Many of the tricks you’ve come to love and enjoy from KEN mode are employed: Waves of punishing riffs, distortion being pushed to its absolute brink, and always thunderous drums all have become staples in the sound that is uniquely Km.

Shane Mathewson’s ability to attack the beat far exceeds your traditional expectations of any hardcore percussionist. Shane’s wizardry, seamlessly turning to the backbeat throughout many of the tracks, creates BIG mood shifts and adds larger-than-life moments throughout NULL.

Scott Hamilton continues his run as one of the most solid (and underrated, for that matter) bassists in the game. Hamilton is constantly tying everything together rhythmically while employing his distinct overdriven and massive bass tone. Scott and Shane are once again in lockstep with their rhythmic acrobats.

Jesse Mathewson continues his run as one of the absolute best frontmen the genre has to offer—pulling duties of both guitar and vocals. Jesse’s angst married with appropriate amounts of despair and hate is in full effect at the most congruous moments in NULL, accentuating his absolutely disgusting chord structures and gnarly riffs. Jesse’s lyrics speak to all of those who have been disenfranchised and disappointed across all walks of life. “A Love Letter” is an anthem for anyone riddled with disgust of their own interpersonal relationships and those who struggle with self-hate.

KEN mode, photo by Brenna Faris

KEN mode pushes themselves into new regions artistically, as well. Jesse Mathewson has pressed his talents into all new territories, implementing a variety of vocal stylings throughout the album. While the aggressive vocal gnashing we’ve come to know is still present, Jesse opens and closes “Unresponsive” with approaches reminiscent of ’80s hardcore. In “But Respect My Tactics,” you can hear distressed vocal stylings reminiscent of DAUGHTERS. On “Not My Fault” and “Lost Grip,” listen for moments of more traditional singing. Respect!

Worth highlighting, NULL’s opening track and first single, “Love Letter,” picks up where LOVED left off with Kathryn Kerr’s multi-instrumentalist talents on full display. Re-employing Kerr’s Saxophone chops, adding layers to KEN mode’s signature jagged sound, sends their listeners’ equilibrium into question. Kerr achieves this again in “The Desperate Search for an Enemy” as the track builds in tension in its closing moments.

KEN mode’s influences and inspirations have never been more on display, paying homage to some legendary acts that preceded them in the most tasteful ways.
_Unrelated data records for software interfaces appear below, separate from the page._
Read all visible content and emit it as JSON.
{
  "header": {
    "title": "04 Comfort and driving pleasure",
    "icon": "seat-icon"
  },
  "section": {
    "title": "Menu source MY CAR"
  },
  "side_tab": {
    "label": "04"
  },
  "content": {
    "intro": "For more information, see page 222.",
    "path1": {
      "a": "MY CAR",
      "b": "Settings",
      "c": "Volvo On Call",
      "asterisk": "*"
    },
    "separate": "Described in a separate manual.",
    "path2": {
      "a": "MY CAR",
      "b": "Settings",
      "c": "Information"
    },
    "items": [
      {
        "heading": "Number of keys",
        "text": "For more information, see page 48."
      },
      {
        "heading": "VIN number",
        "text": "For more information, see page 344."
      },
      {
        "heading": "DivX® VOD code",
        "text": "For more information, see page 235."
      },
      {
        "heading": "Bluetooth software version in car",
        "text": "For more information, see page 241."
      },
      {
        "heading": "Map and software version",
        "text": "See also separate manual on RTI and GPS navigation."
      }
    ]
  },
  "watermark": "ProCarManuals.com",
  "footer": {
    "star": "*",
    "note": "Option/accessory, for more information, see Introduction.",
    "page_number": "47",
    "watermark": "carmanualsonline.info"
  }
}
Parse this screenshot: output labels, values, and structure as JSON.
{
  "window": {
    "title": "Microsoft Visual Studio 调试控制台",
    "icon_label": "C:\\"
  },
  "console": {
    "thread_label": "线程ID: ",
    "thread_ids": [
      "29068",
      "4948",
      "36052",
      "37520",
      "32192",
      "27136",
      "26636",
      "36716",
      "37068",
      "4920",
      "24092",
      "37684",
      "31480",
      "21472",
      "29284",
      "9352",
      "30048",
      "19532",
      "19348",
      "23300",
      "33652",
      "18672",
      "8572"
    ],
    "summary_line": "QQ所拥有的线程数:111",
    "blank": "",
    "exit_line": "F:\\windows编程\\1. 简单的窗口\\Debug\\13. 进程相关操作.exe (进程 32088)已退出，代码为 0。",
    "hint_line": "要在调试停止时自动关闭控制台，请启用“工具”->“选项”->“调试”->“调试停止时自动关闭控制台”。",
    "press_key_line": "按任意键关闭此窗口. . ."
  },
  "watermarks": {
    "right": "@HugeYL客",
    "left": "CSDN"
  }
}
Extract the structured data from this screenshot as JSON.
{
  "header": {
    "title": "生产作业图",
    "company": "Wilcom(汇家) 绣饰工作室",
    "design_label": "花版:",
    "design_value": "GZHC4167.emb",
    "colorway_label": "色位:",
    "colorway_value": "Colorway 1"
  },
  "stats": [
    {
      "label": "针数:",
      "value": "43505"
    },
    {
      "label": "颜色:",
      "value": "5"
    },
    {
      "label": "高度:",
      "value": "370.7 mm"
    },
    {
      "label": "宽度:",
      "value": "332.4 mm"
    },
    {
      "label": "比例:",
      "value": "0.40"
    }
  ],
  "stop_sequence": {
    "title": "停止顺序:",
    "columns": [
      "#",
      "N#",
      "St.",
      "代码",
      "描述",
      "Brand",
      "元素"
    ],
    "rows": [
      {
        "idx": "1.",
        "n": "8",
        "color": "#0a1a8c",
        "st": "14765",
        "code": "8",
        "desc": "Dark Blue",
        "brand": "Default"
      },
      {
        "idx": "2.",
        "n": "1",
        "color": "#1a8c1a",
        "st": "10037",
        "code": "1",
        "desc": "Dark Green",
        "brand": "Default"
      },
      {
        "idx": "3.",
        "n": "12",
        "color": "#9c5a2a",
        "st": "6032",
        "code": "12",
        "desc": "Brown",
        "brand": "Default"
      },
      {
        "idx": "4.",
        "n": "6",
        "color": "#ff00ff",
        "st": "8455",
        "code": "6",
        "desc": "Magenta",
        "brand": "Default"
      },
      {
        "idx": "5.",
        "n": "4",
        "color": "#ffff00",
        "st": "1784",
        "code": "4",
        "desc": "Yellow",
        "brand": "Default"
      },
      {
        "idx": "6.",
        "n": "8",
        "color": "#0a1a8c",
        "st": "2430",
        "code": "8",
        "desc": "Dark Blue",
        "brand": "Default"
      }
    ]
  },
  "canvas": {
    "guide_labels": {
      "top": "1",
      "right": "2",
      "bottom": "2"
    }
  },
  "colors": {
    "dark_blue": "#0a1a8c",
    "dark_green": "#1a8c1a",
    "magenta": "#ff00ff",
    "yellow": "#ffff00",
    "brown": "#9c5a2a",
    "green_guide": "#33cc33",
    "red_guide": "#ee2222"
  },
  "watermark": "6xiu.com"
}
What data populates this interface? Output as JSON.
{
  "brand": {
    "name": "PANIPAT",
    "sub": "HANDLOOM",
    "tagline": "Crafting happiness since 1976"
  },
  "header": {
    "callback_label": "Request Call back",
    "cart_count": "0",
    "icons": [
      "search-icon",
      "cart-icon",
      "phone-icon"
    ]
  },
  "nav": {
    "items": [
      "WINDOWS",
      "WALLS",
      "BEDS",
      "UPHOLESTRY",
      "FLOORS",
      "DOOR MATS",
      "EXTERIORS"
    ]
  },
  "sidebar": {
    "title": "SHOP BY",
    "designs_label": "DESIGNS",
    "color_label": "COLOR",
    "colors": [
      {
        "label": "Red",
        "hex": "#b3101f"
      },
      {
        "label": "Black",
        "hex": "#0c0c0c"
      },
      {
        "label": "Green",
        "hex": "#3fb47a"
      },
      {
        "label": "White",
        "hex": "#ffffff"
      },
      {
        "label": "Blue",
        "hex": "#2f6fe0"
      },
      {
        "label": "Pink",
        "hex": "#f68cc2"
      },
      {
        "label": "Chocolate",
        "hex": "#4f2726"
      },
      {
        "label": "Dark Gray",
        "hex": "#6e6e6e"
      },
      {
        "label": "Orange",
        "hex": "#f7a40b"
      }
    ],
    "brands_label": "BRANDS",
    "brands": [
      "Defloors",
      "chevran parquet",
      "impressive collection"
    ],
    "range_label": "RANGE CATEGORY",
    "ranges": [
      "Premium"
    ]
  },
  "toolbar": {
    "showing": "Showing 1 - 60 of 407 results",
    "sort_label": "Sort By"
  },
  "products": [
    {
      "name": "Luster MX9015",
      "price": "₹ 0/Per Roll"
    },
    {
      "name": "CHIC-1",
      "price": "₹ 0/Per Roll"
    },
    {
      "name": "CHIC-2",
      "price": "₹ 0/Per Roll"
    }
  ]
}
Upon first listening to “Throw Your Phone in the River” and “The Desperate Search for an Enemy,” it’s hard not to think of Hardcore pioneers BOTCH immediately. “Unresponsive” could be cut and pasted to a Melvins set list, and no one would bat an eye. “The Tie” passes as a track from The Downward Spiral. Elements of Jesus Lizard, Unsane, ISIS (the band), and Converge even manifest themselves throughout NULL.

If variety is the spice of life, KEN mode’s NULL is serving up an absolute punishing flight of hot ones that even Shawn Evans would enjoy.

This may be KEN mode’s most ambitious release to date. Fans, enjoy the magic show!

NULL Track Listing:

1. A Love Letter
2. Throw Your Phone In The River
3. The Tie
4. But They Respect My Tactics
5. Not My Fault
6. Lost Grip
7. Desperate Search For An Enemy
8. Unresponsive

Run Time: 36 minutes
Release Date: September 23, 2022
Record Label: Artoffact Records

Note: Reviewed by Barrett Lewis II of ATI Podcast and Vulgar Display of Podcast (follow them on Instagram and Twitter).